Tag archives for Bolivia
New genetic research led by the Genographic Project team shows a distinctive ancestry for the Uros populations of Peru and Bolivia that predates the arrival of the Spanish conquistadores and may date back to the earliest settlement of the Altiplano of the central Andes some 3,700 years ago.
This week, we ride from Calgary to Brazil, relying on the kindness of strangers, then we forego motorized vehicles for 22 years while maintaining a vow of silence, and finally, we get some hiking tips from the best hiker in the world.

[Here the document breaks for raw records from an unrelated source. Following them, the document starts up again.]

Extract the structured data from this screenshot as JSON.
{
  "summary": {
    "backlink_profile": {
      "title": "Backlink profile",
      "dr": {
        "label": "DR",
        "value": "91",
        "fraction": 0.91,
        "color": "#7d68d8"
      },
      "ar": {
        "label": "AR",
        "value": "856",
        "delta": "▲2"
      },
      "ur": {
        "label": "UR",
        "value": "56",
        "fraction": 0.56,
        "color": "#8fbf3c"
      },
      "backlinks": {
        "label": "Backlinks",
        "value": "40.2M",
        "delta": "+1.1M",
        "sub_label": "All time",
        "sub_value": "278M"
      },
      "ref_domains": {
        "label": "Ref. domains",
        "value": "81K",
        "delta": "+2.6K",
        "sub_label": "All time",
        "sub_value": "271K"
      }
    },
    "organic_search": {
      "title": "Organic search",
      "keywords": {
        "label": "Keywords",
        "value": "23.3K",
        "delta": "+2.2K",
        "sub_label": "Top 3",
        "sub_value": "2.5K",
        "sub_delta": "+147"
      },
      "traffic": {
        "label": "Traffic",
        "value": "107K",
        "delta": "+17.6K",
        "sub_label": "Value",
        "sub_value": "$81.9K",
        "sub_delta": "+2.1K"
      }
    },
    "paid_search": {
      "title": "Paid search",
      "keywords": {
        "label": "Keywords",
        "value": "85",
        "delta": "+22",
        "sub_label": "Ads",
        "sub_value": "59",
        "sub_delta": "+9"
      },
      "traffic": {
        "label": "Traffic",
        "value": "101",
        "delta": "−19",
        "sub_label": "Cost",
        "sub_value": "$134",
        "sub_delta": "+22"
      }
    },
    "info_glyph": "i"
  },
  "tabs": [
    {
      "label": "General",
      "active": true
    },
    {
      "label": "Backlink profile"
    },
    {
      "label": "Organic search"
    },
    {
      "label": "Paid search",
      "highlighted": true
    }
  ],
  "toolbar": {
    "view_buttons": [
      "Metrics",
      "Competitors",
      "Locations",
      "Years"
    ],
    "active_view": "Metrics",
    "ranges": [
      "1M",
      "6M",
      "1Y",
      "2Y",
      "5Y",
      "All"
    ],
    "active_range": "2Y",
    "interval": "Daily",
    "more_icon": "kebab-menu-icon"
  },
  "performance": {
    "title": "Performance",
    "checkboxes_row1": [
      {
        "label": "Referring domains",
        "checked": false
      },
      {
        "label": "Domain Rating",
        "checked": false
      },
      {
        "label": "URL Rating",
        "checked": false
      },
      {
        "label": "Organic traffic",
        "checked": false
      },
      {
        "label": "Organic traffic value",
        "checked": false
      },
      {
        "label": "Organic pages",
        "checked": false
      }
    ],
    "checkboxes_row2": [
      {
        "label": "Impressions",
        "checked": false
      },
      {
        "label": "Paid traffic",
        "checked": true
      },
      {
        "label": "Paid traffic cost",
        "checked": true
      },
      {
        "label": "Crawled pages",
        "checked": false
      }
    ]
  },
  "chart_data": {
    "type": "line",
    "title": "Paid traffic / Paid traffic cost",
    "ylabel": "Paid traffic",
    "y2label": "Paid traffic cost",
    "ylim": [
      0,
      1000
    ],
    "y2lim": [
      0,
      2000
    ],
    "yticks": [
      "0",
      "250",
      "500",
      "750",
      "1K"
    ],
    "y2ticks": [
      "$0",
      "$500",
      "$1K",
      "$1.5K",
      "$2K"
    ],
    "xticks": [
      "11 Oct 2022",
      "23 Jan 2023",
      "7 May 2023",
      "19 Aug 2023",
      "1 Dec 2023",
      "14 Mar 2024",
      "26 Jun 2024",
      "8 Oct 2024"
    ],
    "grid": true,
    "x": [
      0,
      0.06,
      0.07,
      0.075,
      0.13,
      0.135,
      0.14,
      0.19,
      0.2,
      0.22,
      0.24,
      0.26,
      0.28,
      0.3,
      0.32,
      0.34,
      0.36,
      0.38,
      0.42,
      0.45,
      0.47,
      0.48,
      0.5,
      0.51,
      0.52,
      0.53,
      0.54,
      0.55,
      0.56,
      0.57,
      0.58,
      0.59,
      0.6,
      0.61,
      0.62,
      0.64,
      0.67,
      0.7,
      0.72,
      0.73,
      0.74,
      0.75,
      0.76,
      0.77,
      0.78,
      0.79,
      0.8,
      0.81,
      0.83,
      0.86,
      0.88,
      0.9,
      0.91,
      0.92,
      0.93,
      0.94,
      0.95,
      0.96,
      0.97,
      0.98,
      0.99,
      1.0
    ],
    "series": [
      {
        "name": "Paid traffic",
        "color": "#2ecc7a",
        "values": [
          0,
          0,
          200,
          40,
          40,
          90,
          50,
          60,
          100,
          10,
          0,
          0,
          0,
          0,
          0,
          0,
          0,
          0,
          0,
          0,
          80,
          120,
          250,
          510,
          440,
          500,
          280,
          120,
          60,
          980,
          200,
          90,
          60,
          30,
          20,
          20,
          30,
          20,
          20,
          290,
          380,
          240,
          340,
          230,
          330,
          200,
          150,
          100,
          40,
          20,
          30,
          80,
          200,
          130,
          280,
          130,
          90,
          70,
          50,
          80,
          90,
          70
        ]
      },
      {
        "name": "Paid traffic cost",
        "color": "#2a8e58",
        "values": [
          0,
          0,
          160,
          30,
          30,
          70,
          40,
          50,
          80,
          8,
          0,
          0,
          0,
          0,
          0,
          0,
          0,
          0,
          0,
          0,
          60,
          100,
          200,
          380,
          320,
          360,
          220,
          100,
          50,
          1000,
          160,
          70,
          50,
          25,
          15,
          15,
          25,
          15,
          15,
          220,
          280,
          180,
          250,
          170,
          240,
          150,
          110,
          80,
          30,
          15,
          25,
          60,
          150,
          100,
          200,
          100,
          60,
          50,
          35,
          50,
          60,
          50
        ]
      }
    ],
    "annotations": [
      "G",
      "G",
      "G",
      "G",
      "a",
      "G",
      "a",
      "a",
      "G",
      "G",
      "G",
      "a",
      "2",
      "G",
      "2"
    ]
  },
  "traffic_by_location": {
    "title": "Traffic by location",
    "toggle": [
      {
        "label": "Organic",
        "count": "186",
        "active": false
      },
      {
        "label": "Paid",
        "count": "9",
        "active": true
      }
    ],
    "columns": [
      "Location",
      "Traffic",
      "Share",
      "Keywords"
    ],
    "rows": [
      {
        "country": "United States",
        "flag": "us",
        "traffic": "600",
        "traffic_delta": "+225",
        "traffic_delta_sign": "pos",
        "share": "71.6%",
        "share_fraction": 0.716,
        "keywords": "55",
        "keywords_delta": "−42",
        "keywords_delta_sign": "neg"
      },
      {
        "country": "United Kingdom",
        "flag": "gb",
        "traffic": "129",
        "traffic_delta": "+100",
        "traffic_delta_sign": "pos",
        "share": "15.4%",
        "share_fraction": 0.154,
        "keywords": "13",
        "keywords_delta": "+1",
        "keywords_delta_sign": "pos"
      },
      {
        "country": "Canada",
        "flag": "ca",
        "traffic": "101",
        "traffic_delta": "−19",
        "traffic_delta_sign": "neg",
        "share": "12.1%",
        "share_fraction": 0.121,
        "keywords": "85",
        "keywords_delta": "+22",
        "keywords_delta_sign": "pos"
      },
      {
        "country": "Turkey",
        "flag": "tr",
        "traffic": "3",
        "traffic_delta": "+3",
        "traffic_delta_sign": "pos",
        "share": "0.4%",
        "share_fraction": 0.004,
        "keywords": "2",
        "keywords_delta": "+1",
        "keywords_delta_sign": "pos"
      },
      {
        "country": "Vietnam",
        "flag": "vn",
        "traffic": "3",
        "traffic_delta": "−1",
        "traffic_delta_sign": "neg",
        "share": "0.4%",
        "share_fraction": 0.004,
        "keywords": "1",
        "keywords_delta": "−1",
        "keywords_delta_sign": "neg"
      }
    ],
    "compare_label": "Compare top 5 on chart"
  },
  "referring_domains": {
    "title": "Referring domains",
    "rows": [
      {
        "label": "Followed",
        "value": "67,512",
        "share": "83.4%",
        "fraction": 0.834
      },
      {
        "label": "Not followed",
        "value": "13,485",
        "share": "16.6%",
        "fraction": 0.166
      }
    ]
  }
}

Earlier this year Rolex announced the five winners of the 2012 Rolex Awards for Enterprise, who are being honored in New Delhi, India, on November 27. This profile looks at the work of 2012 Laureate Erika Cuéllar, a conservationist who is training local people in three countries to protect South America’s Gran Chaco. “Cuéllar has already proved herself as an inspirational and innovative negotiator who has gained the respect of indigenous people and political leaders alike. Her Rolex Award for Enterprise recognizes these attributes and will support this extension of Cuéllar’s participatory approach to preserving one of South America’s last truly wild places,” Rolex says.
This week on National Geographic Weekend, join host Boyd Matson as we sail a wooden yacht through the frozen Northwest Passage, dine with vultures in Turkey, discover life in an undersea desert in Gabon, remember the 18 fallen tigers in last year’s Zanesville, Ohio tragedy, dodge tree crocodiles and carnivorous kangaroos in prehistoric Australia, feed some birds and try not to get killed, paddle down Alaska’s Tanana River, and save macaws by making traditional headdresses (with synthetic feathers).
Indigenous groups in Bolivia have begun a march to protest the construction of a highway that will bisect a biodiverse rain forest region. For more background on the issues facing indigenous South Americans, revisit these articles from the National Geographic archives.
For 20 years, field scientists participating in Conservation International’s Rapid Assessment Program (RAP) have been exploring some of the world’s most abundant, mysterious and threatened tropical ecosystems; to date, they’ve discovered more than 1,300 species new to science.
By Daniel Grossman Cochabamba, Bolivia–Rarely if ever has the word “Pachamama” been uttered at an international gathering as often or as passionately as at last week’s climate conference near Cochabamba, Bolivia’s third largest city. For most of the week, Tiquipaya, a tiny Cochabamba suburb,echoed with strident accusations against “el Norte,” and loud denunciations of capitalism.…